In 1999, The Texas Legislature unanimously passed the Texas Advance Directives Act (TADA). Under TADA, when a doctor and a patient (or his/her surrogate) disagree about appropriate end-of-life treatment, the disagreement is taken before an ethics review committee.

The ethics review committee reviews the doctor’s decision to withhold life-sustaining treatment. The ethics committee does not have any power to make medical decisions. Rather, if the committee agrees with the doctor that the desired treatment is inappropriate or unethical, the doctor will not have civil or criminal liability for ceasing to provide life-sustaining treatment at the end of a ten-day period, during which time the patient can be transferred to an alternate provider. On the other hand, if the committee disagrees with the doctor’s decision, the doctor will not have immunity from civil or criminal liability for withdrawing the life-sustaining treatment,

Current Texas law prohibits the physician who wishes to discontinue life-sustaining treatment from serving on the ethics review committee.

Texas law does not currently require hospitals to ensure their ethics committees are devoid of professional or financial conflicts of interest. It is also not mandated that ethics committees make their decisions without considering a patient’s permanent physical or mental disability.

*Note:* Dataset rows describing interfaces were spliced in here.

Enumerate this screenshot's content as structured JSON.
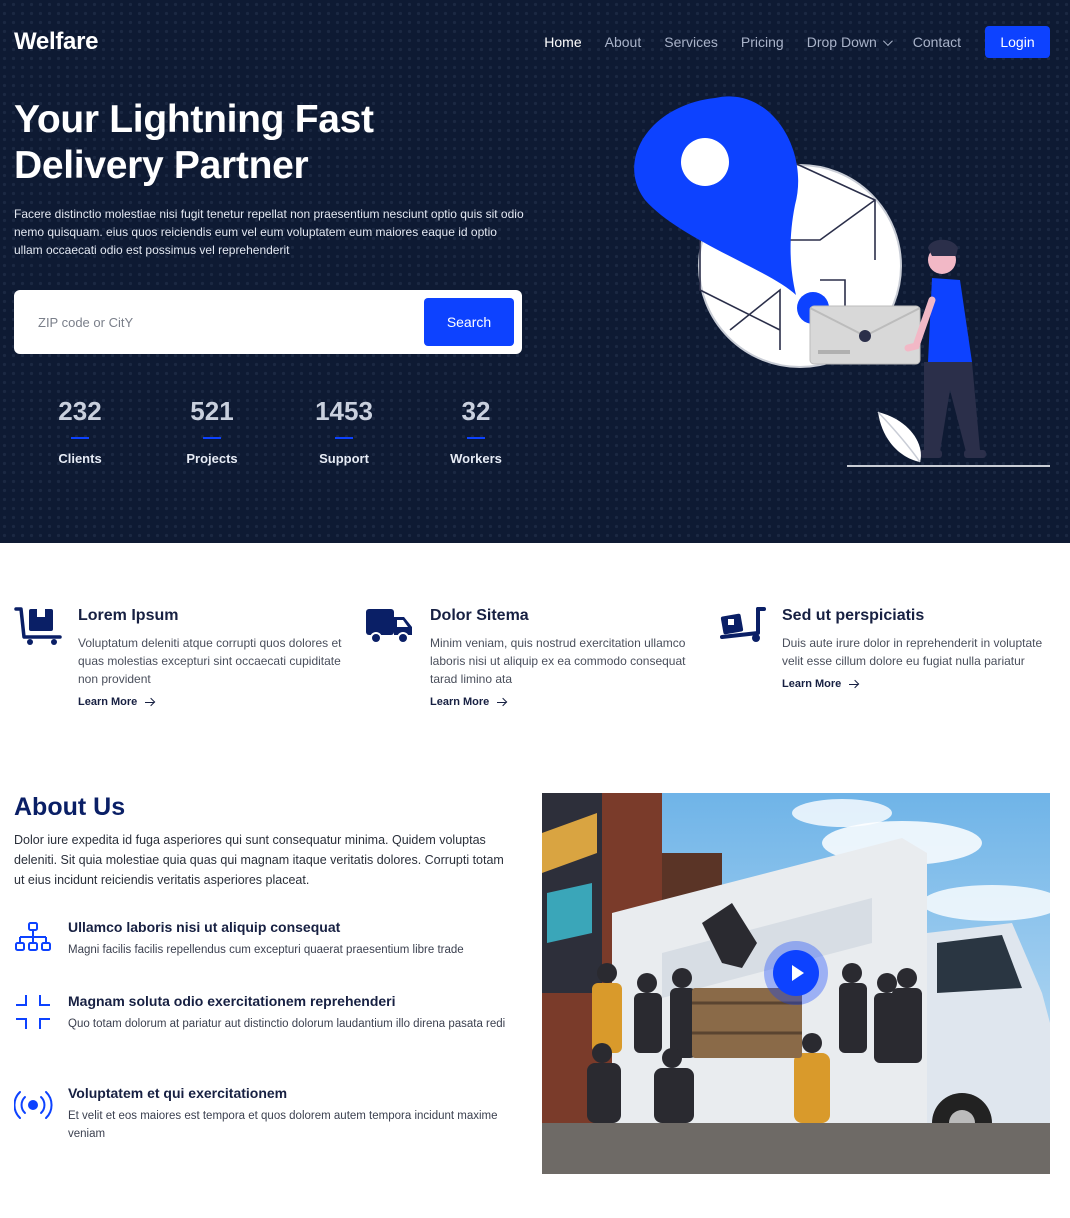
{
  "brand": {
    "name": "Welfare"
  },
  "nav": {
    "items": [
      {
        "label": "Home"
      },
      {
        "label": "About"
      },
      {
        "label": "Services"
      },
      {
        "label": "Pricing"
      },
      {
        "label": "Drop Down"
      },
      {
        "label": "Contact"
      }
    ],
    "login_label": "Login"
  },
  "hero": {
    "title": "Your Lightning Fast Delivery Partner",
    "description": "Facere distinctio molestiae nisi fugit tenetur repellat non praesentium nesciunt optio quis sit odio nemo quisquam. eius quos reiciendis eum vel eum voluptatem eum maiores eaque id optio ullam occaecati odio est possimus vel reprehenderit",
    "search": {
      "placeholder": "ZIP code or CitY",
      "button_label": "Search"
    },
    "stats": [
      {
        "value": "232",
        "label": "Clients"
      },
      {
        "value": "521",
        "label": "Projects"
      },
      {
        "value": "1453",
        "label": "Support"
      },
      {
        "value": "32",
        "label": "Workers"
      }
    ]
  },
  "services": [
    {
      "icon": "cart-boxes-icon",
      "title": "Lorem Ipsum",
      "text": "Voluptatum deleniti atque corrupti quos dolores et quas molestias excepturi sint occaecati cupiditate non provident",
      "link": "Learn More"
    },
    {
      "icon": "truck-icon",
      "title": "Dolor Sitema",
      "text": "Minim veniam, quis nostrud exercitation ullamco laboris nisi ut aliquip ex ea commodo consequat tarad limino ata",
      "link": "Learn More"
    },
    {
      "icon": "hand-truck-icon",
      "title": "Sed ut perspiciatis",
      "text": "Duis aute irure dolor in reprehenderit in voluptate velit esse cillum dolore eu fugiat nulla pariatur",
      "link": "Learn More"
    }
  ],
  "about": {
    "title": "About Us",
    "description": "Dolor iure expedita id fuga asperiores qui sunt consequatur minima. Quidem voluptas deleniti. Sit quia molestiae quia quas qui magnam itaque veritatis dolores. Corrupti totam ut eius incidunt reiciendis veritatis asperiores placeat.",
    "features": [
      {
        "icon": "diagram-icon",
        "title": "Ullamco laboris nisi ut aliquip consequat",
        "text": "Magni facilis facilis repellendus cum excepturi quaerat praesentium libre trade"
      },
      {
        "icon": "focus-icon",
        "title": "Magnam soluta odio exercitationem reprehenderi",
        "text": "Quo totam dolorum at pariatur aut distinctio dolorum laudantium illo direna pasata redi"
      },
      {
        "icon": "broadcast-icon",
        "title": "Voluptatem et qui exercitationem",
        "text": "Et velit et eos maiores est tempora et quos dolorem autem tempora incidunt maxime veniam"
      }
    ]
  },
  "colors": {
    "accent": "#0d42ff",
    "hero_bg": "#0e1a33",
    "heading": "#0a1f66"
  }
}
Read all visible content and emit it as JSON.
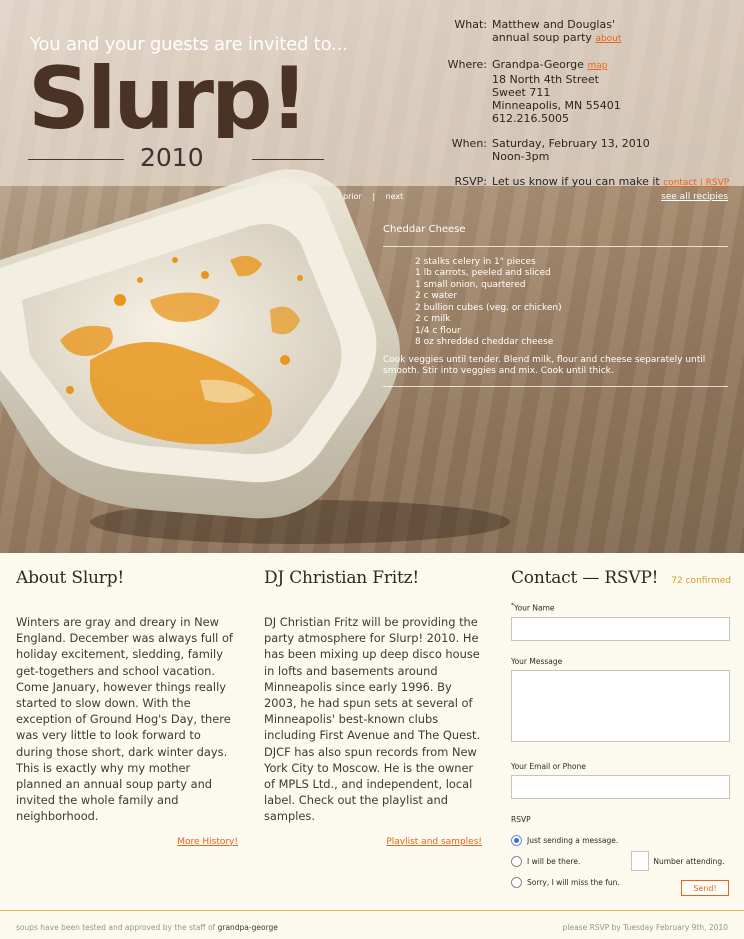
{
  "hero": {
    "invite_line": "You and your guests are invited to...",
    "logo_text": "Slurp!",
    "year": "2010"
  },
  "details": {
    "what_label": "What:",
    "what_line1": "Matthew and Douglas'",
    "what_line2": "annual soup party",
    "about_link": "about",
    "where_label": "Where:",
    "where_name": "Grandpa-George",
    "map_link": "map",
    "where_line2": "18 North 4th Street",
    "where_line3": "Sweet 711",
    "where_line4": "Minneapolis, MN 55401",
    "where_phone": "612.216.5005",
    "when_label": "When:",
    "when_date": "Saturday, February 13, 2010",
    "when_time": "Noon-3pm",
    "rsvp_label": "RSVP:",
    "rsvp_text": "Let us know if you can make it",
    "rsvp_link": "contact | RSVP"
  },
  "recipe": {
    "prior": "prior",
    "separator": "|",
    "next": "next",
    "see_all": "see all recipies",
    "title": "Cheddar Cheese",
    "ingredients": [
      "2 stalks celery in 1\" pieces",
      "1 lb carrots, peeled and sliced",
      "1 small onion, quartered",
      "2 c water",
      "2 bullion cubes (veg. or chicken)",
      "2 c milk",
      "1/4 c flour",
      "8 oz shredded cheddar cheese"
    ],
    "method": "Cook veggies until tender. Blend milk, flour and cheese separately until smooth. Stir into veggies and mix. Cook until thick."
  },
  "about": {
    "heading": "About Slurp!",
    "body": "Winters are gray and dreary in New England. December was always full of holiday excitement, sledding, family get-togethers and school vacation. Come January, however things really started to slow down. With the exception of Ground Hog's Day, there was very little to look forward to during those short, dark winter days. This is exactly why my mother planned an annual soup party and invited the whole family and neighborhood.",
    "more_link": "More History!"
  },
  "dj": {
    "heading": "DJ Christian Fritz!",
    "body": "DJ Christian Fritz will be providing the party atmosphere for Slurp! 2010. He has been mixing up deep disco house in lofts and basements around Minneapolis since early 1996. By 2003, he had spun sets at several of Minneapolis' best-known clubs including First Avenue and The Quest. DJCF has also spun records from New York City to Moscow. He is the owner of MPLS Ltd., and independent, local label. Check out the playlist and samples.",
    "more_link": "Playlist and samples!"
  },
  "contact": {
    "heading": "Contact — RSVP!",
    "confirmed": "72 confirmed",
    "name_required_mark": "*",
    "name_label": "Your Name",
    "message_label": "Your Message",
    "email_label": "Your Email or Phone",
    "rsvp_label": "RSVP",
    "option_message": "Just sending a message.",
    "option_there": "I will be there.",
    "number_label": "Number attending.",
    "option_miss": "Sorry, I will miss the fun.",
    "send_label": "Send!"
  },
  "footer": {
    "left_text": "soups have been tested and approved by the staff of",
    "left_brand": "grandpa-george",
    "right_text": "please RSVP by Tuesday February 9th, 2010"
  },
  "colors": {
    "accent": "#e8641c",
    "confirmed": "#d9a021",
    "logo": "#4a3224",
    "page_background": "#fcf9ef"
  }
}
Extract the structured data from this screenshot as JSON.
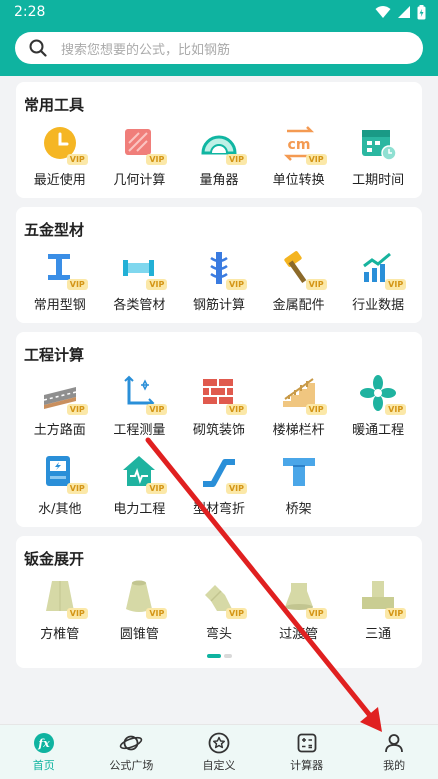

Public Policy:

House Bill 2351 would require each hospital to adopt policies that ensure patients are treated fairly and free from discrimination.

The bill will prevent “financial and health care professional conflicts of interest” that could arise during a review of a physician’s end-of-life treatment decisions.

It will also require hospitals to prohibit ethics committees from considering a patient’s permanent physical or mental disability during their review, unless the disability is relevant in determining whether the treatment is medically appropriate.